Third, managers should encourage building occupants to report sightings of unwanted birds immediately before the population becomes established. This helps managers gain control in the early stages. It is much less costly to control birds when the population is small than when the population becomes excessive.
Bird control is best handled by trained in-house workers or outside professionals. Birds often live in difficult-to-reach areas and, considering the disease potential, workers in some situations must take safety precautions, including use of special respirators.
Managers have many techniques at their disposal to discourage birds from roosting and establishing habitats. Most of these techniques are physical and might require the use of specialized aerial equipment.
Managers can use wires and spikes designed exclusively for bird control. Workers place these products at strategic locations on roofs, ledges and balconies to prevent birds from roosting or resting on these structures.
The devices vary in design, but they all have the same concept — wires, spikes and other physical barriers are uncomfortable for birds. Some of these devices are electrified with low voltages, which does not harm the bird but acts as an electric fence to keep the birds out of the area.
Some paste-type products repel birds, in that they would roost in an uncomfortable mass of material. Managers can use these products with physical barriers or as standalone applications, and they might consider using them inside buildings.
Managers also have used scaring devices — horns, shot whistles, balloons, and plastic figurines of predator birds, with limited success.
If workers do not move these devices from time to time or maintain them properly, the birds quickly get used to them.
For example, a large food company recently installed a chirping device but did not move it regularly. Birds became so unintimidated that they built a nest on the device. Clearly, workers cannot simply install these devices, leave them alone and expect the intended result. Some managers have used ultrasonic devices, but no data exists to support their effectiveness.
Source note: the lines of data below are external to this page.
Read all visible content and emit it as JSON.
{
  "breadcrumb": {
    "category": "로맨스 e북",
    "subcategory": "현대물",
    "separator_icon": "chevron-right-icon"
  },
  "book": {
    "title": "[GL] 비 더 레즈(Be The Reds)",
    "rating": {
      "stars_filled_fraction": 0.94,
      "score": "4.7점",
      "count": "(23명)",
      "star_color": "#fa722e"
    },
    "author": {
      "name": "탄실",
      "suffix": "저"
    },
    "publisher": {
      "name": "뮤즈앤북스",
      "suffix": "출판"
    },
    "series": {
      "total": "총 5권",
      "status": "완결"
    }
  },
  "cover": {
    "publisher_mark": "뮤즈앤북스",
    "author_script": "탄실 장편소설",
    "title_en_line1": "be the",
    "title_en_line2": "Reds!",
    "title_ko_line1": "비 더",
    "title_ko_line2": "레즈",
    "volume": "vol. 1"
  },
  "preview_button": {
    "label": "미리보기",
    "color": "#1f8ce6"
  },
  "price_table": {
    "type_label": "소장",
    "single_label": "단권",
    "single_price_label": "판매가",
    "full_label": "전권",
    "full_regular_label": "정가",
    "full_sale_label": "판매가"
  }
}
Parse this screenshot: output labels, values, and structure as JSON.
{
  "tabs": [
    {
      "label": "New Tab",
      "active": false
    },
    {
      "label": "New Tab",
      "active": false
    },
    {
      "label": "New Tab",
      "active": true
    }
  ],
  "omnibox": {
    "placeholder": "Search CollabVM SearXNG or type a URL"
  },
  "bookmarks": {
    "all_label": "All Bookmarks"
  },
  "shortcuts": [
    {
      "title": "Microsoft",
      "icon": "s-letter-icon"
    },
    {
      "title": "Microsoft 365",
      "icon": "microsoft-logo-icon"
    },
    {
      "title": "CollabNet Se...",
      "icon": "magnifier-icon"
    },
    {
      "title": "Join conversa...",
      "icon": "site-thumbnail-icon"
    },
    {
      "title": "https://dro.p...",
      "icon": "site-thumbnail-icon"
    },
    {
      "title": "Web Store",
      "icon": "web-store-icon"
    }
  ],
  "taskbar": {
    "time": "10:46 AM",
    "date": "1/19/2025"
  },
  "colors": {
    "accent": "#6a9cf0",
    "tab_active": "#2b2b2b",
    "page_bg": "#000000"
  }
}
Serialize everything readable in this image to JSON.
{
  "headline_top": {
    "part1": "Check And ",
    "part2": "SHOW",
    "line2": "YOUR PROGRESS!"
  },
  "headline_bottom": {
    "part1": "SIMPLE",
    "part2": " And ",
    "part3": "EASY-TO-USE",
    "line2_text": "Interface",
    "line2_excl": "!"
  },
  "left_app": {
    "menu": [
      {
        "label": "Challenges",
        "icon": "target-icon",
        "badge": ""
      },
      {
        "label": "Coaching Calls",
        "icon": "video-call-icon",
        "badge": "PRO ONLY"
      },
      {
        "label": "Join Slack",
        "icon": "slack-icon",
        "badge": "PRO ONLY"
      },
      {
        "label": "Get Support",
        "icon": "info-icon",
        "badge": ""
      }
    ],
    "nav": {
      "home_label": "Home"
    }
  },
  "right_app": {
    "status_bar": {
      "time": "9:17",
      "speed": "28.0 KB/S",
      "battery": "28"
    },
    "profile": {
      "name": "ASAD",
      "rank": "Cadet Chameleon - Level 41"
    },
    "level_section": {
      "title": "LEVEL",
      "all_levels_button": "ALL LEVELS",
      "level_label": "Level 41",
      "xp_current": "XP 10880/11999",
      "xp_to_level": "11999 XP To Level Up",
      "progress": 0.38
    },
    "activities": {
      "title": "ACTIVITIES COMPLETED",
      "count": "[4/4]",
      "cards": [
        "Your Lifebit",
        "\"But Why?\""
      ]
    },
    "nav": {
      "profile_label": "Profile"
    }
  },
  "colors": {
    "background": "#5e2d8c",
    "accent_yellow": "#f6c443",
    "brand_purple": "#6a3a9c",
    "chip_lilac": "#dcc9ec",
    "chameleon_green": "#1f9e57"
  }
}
Managers also have used use nets in open areas, such as near pavilions, covered exterior picnic areas and pools. The goal of the netting is to exclude birds without disrupting the scenery. The design of the architecture often is the deciding factor in deciding whether to use this technique.
Managers dealing only with pigeons in protected areas can consider using bird food containing an active ingredient that causes birds to suffer temporary indigestion and give warning signals to other birds. But only a licensed pest-control company should apply this restricted-use product.
Whether exterior or interior, some birds are protected. So it is important for managers to identify the type of bird to get a better understanding of what actions are permitted by law. In frustration, some managers might want to take matters into their own hands. This is dangerous and may be illegal in certain jurisdictions.
Depending on the type of building and the type of bird, managers also might consider physical exclusion and trapping. This process can be labor intensive and usually is used only after sealing, physical barriers, and other methods have been tried and failed. The key is to prevent exterior bird populations from becoming established as a way to minimize the threat of interior problems.
Bird control is a specialty in pest control, and some managers have turned to outside professionals. Not all companies take on bird control because it often requires special equipment, licensing, and training. If the pest control company serving a building does not perform bird control work, a manager can look for firms that have:
Companies also should provide references. The National Pest Management Association has developed tips for how to find a pest control company, as well as consumer message board where technical experts answer specific questions.
Greg Baumann is technical director with the National Pest Management Association.